It was half a decade ago that N Srinivasan, Giles Clarke and Wally Edwards came up with the concept of the Big Three, a self-serving cartel intended to make the game’s richest cricket boards considerably wealthier. The divvying up of cricket’s revenue-pie on those lines didn’t come to pass, but its after-effects have been felt in other ways, not least in the structuring of the Future Tours Program (FTP).
Since his fall from grace, most have enjoyed putting the boot into Srinivasan. The one thing that couldn’t be denied, however, was the man’s commitment to Test cricket. In the years before he became Indian cricket’s most powerful man, India’s tours of England usually consisted of three Tests. It had been that way since the 1970s, save for four-Test series in 1979 and 2002. When India played five matches in 2014, it was the first time they had done so in England since 1959. Those at Lord’s freely admitted Srinivasan’s role in making sure that an India series received the same stage as the Ashes.
India’s impact on the fortunes of other cricket boards needs no retelling. When they were routed 4-0 in 2011, a few months after winning the World Cup, the England and Wales Cricket Board (ECB) made a profit of 15 million pounds. The following year, when South Africa visited for a series featuring the sides then ranked No.1 and 2 in the world, the English board lost money.
Those commercial realities are reflected in the FTP for 2018 to 2023. India’s ongoing commitment to the five-day game is reinforced by a schedule that has 51 Tests, including 18 in the World Test Championship that will run between July 2019 and June 2021. Of those 51 games, a whopping 15 are against England, and 12 against Australia. Given that no matches are scheduled against Pakistan and Ireland, that’s well over 50 per cent against two of the nine teams India are down to play.
The rest of the list gives you an accurate indicator of the commercial pecking order. Afghanistan, already played, and Zimbabwe get the one game each. Sri Lanka have been downgraded to three Tests over the five-year period. New Zealand and Bangladesh get four apiece. West Indies, still a big draw in Twenty20, are slated to play five Tests, while South Africa get six.

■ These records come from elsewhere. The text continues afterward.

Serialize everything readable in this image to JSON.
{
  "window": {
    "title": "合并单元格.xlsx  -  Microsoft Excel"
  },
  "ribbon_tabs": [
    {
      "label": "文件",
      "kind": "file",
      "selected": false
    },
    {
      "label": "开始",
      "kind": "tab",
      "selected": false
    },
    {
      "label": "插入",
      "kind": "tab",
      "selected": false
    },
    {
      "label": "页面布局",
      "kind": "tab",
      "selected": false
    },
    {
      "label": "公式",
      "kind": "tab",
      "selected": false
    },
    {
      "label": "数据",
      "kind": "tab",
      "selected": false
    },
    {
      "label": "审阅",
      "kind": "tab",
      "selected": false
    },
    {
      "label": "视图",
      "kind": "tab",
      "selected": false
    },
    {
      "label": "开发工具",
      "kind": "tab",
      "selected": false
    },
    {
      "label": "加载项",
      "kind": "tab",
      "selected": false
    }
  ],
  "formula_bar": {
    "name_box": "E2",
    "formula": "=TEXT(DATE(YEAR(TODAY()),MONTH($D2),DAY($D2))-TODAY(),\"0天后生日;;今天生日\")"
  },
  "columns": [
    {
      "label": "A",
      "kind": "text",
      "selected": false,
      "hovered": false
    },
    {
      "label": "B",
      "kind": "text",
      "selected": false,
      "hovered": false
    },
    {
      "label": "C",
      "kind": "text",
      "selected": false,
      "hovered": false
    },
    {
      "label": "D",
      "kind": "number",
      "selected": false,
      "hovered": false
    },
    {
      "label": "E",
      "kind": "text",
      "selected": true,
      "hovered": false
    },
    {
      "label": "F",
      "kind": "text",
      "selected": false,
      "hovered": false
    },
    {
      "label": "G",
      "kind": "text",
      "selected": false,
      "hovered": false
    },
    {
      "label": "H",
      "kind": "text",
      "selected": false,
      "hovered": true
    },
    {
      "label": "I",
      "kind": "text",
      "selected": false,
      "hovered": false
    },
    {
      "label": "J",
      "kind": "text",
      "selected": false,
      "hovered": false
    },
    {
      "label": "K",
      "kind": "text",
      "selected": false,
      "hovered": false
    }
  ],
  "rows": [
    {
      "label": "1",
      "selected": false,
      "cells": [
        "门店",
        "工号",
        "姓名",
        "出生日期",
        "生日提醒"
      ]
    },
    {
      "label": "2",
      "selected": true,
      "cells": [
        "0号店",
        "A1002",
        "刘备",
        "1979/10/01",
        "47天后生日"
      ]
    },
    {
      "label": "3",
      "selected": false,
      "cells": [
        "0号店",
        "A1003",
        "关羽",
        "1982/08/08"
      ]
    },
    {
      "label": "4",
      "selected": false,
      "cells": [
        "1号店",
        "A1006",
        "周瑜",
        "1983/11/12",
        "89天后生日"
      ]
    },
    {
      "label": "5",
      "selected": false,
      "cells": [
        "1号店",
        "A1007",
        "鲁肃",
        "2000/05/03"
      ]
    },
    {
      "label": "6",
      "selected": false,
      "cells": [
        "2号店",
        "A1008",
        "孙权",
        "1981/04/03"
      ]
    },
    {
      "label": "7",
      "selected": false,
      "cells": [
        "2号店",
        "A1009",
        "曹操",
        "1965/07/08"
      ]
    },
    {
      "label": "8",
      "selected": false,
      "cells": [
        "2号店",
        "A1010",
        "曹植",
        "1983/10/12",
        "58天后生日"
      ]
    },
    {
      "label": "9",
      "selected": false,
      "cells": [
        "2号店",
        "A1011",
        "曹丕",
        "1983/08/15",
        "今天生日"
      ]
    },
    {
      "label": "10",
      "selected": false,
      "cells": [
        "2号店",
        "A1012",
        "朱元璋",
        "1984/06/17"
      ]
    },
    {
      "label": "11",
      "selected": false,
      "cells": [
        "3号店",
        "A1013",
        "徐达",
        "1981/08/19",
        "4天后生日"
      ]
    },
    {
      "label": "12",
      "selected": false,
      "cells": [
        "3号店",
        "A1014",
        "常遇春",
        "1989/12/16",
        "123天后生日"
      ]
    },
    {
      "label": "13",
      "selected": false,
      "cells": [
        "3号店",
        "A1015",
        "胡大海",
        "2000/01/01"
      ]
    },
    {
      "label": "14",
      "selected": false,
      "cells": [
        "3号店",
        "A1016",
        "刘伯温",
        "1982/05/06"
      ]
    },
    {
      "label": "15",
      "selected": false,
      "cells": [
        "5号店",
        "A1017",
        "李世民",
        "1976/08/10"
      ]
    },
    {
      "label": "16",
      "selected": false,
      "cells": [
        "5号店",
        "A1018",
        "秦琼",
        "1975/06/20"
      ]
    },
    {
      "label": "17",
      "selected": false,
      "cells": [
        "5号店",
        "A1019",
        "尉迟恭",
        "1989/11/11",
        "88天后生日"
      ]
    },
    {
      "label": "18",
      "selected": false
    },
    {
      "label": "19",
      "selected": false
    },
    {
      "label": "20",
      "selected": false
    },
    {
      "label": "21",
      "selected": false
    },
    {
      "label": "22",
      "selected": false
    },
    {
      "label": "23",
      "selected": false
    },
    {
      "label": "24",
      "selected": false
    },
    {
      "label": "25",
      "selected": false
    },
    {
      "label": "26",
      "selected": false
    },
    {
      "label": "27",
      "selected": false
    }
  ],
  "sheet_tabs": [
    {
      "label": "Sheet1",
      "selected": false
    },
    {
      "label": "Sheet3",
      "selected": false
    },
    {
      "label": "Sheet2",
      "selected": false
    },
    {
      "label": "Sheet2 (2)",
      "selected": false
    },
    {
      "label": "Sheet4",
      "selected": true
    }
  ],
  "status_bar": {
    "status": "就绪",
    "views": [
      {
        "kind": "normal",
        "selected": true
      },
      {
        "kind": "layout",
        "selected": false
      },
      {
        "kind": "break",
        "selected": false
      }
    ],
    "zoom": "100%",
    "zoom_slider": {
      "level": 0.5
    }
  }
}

The Test championship features home series against South Africa, Bangladesh and England. For India, it starts with an away assignment in the Caribbean, where they haven’t lost since 2002. The only banana skins between them and a place in the final stages are tours of Australia and New Zealand. But with ten of the 18 Tests to be played at home, the odds are firmly in favour of Virat Kohli’s men.
Of the 59 matches that England will play – the most of any team – ten will be against Australia. That means more than 40 per cent of their games against their Big Three brethren, though eight Tests against Pakistan indicate that the ECB doesn’t want every egg in the one lucrative basket.
Nearly half of Australia’s 47 Tests will be against India and England. What the Test championship has also done is upset established rhythms. Thus, India will tour Australia later this year, and return again two years later, while Australia, who last visited India in early 2017, will only be back on these shores in 2022.
And after India close out their Test championship campaign with five home Tests against England, they will head there later that summer for five more matches. That level of overkill doesn’t just kill the golden goose, it buries it alive.
The lack of engagement against Afghanistan and Ireland isn’t really a surprise, given how hard it is to sell Test series to sponsors and advertisers these days. It is surprising though that Ireland haven’t been considered better preparation for a tour of England than second-rate county XIs denuded of big names.
The woolly mammoth in the room is obviously cricketing ties with Pakistan. In the early years of the millennium, when there was some hope of a political thaw, India and Pakistan played 12 Tests in less than four years. The last of them was in Bangalore in December 2007. The current generation of players, on both sides of the border, have never experienced that tinderbox atmosphere while playing in whites. Perhaps they never will.
It does devalue the Test championship though. Like a Serie A season without Internazionale and AC Milan meeting at the San Siro, a tournament without India playing Pakistan feels incomplete. We really can’t hope for the void to be filled any time soon either.